…or a fish.
This post is about the latter.
Their name in Tupi-Guarani simply means “toothed fish”.
They are found in many of the rivers of Brazil and can grow to a length exceeding forty centimeters.
Most, however, are a good deal smaller, the average being about half that.
I have written earlier in this space about President Theodore Roosevelt’s 1913 expedition up the River of Doubt:
When he returned to the United States, he published a book about his experiences.
Here’s what he had to say about Piranha:
“They are the most ferocious fish in the world. Even the most formidable fish, the sharks or the barracudas, usually attack things smaller than themselves. But the piranhas habitually attack things much larger than themselves. They will snap a finger off a hand incautiously trailed in the water; they mutilate swimmers—in every river town in Paraguay there are men who have been thus mutilated; they will rend and devour alive any wounded man or beast; for blood in the water excites them to madness.”
He wasn't wrong. Attacks on humans are recurring in the Amazon basin. The photograph below was taken in that area. The sign reads, Attention bathers. Area subject to piranha attack. Careful!
In the city of Palmas, Tocantins, 190 piranha attacks were reported in the first half of 2007. In 2011, a drunk eighteen-year-old man was attacked and killed in Rosario del Yata, Bolivia. In 2012, a five-year-old Brazilian girl met the same fate in Piauí.
But while shoals of piranha can consist of as many as 1,000 fish, the stories about them being capable of reducing a human being to a skeleton in a matter of minutes are vast exaggerations.
That voracious, they are not.
If, however, you’re into gruesome images, try Googling the words mordidas de piranhas.
And click on images.
Most, I warn you, are pretty horrible – the reason I didn't want to reproduce them here.
And then there’s the boi de piranha.
The literal meaning is “piranha ox”.
It’s a technique invented by people like this fellow.
If they had to drive a herd of cattle across a river they knew to be infested with piranha they’d commonly sacrifice a weak or diseased animal by opening its veins and putting it in the water.
The piranhas, sensing the blood, would gather to attack.
And while the greedy little creatures were busy devouring one unfortunate beast, the others could cross safely upstream.
The expression has entered the vernacular.
And come to mean sacrificing any person or thing for another person or thing, generally of higher value for the person doing the sacrificing.
Scapegoat would be a good translation for some of the usages, but not for all.

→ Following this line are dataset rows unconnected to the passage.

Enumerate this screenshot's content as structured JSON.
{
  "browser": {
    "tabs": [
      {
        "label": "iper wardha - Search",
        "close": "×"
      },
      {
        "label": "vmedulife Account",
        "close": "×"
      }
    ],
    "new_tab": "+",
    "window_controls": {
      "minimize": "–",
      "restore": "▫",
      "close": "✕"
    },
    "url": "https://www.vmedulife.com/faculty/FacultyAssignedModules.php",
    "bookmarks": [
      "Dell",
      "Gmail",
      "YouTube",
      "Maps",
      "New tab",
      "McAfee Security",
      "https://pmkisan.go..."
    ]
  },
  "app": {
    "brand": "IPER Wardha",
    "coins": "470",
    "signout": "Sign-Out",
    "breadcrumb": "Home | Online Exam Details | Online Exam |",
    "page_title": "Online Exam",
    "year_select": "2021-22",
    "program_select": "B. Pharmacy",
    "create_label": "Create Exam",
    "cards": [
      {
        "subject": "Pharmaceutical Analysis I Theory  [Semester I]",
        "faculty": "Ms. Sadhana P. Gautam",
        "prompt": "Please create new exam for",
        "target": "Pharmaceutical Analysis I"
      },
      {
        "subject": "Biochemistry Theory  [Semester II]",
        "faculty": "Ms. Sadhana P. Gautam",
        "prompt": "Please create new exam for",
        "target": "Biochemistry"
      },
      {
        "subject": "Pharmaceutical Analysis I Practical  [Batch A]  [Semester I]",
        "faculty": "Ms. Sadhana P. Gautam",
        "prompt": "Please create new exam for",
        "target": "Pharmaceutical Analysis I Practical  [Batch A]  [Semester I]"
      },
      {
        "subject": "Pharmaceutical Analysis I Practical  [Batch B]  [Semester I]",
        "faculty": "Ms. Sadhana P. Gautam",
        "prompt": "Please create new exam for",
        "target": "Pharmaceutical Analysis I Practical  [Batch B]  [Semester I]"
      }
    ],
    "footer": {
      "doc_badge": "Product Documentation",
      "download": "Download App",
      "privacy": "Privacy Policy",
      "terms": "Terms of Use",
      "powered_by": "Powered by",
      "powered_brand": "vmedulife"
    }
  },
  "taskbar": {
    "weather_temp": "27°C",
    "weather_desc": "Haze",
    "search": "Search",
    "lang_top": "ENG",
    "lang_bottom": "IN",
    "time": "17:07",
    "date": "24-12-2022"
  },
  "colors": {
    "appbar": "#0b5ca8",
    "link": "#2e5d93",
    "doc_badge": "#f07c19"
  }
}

It’s a very useful phrase if you speak Portuguese, virtually incomprehensible, in a literal translation, for people who don’t.
But now that you know what it means, you’ll be able to appreciate this cartoon:
Substitute the names on the cattle for some of your own least-favorite politicians.
Leighton - Monday